The first step in filing a personal injury lawsuit is meeting with a personal injury attorney, who will review your case to see the likelihood of winning compensation for you in your situation. Usually, the first meeting (consultation) is free. You will have to share all the details of your accident. This will help your attorney in determining whether or not you are legally entitled to compensation (also known as damages). If your attorney thinks there is a case, they usually will work on a contingency basis – they don’t get paid unless you get paid. But if there is a settlement, they keep a percentage of the award.
Your attorney will then draft the legal documents (complaint) to file with the court to start your personal injury lawsuit. Once that is filed, your personal injury attorney, and the attorney for the other side will have a period of “discovery,” meaning they try to find out as much about the accident as possible. Both attorneys will request information about the other party (yours will request information about the defendant, and their attorney will request information about you as well). As part of the discovery, you may be asked to give a deposition. Some questions will be about the incident, while others may be personal questions, especially if you have had other injuries before.

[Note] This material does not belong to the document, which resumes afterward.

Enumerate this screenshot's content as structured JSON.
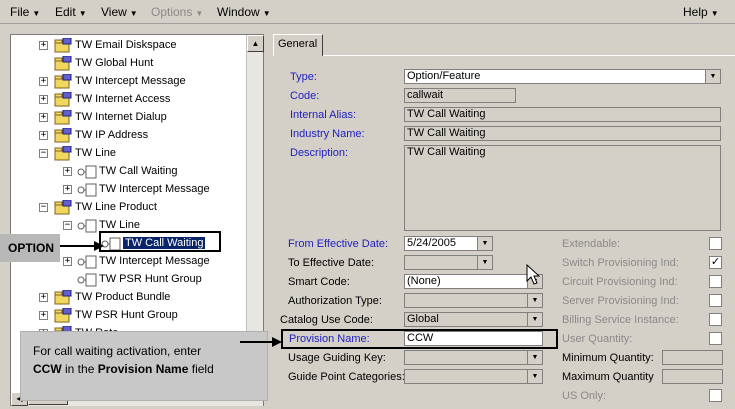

After the evidence has all been collected, each side will usually file motions with the court ranging from a request to dismiss the case to requesting that some evidence be removed from the case for various reasons. Once motions are filed, your attorney may be requested to appear in court at least once (with or without you) to see if they can reach a settlement. If a settlement cannot be reached, a trial will be scheduled. This could take months.
During the trial, a jury will determine if you are entitled to compensation. If you are awarded a settlement, you may have to sign paperwork in order to collect payment on behalf of the losing party.
If you find yourself in a situation where you need a personal injury attorney, make sure you hire one with an exceptional track record for success. This could make all the difference in what you collect as a settlement and how you move forward from your traumatic experience. Make sure you get a law firm that puts you in the position to be successful.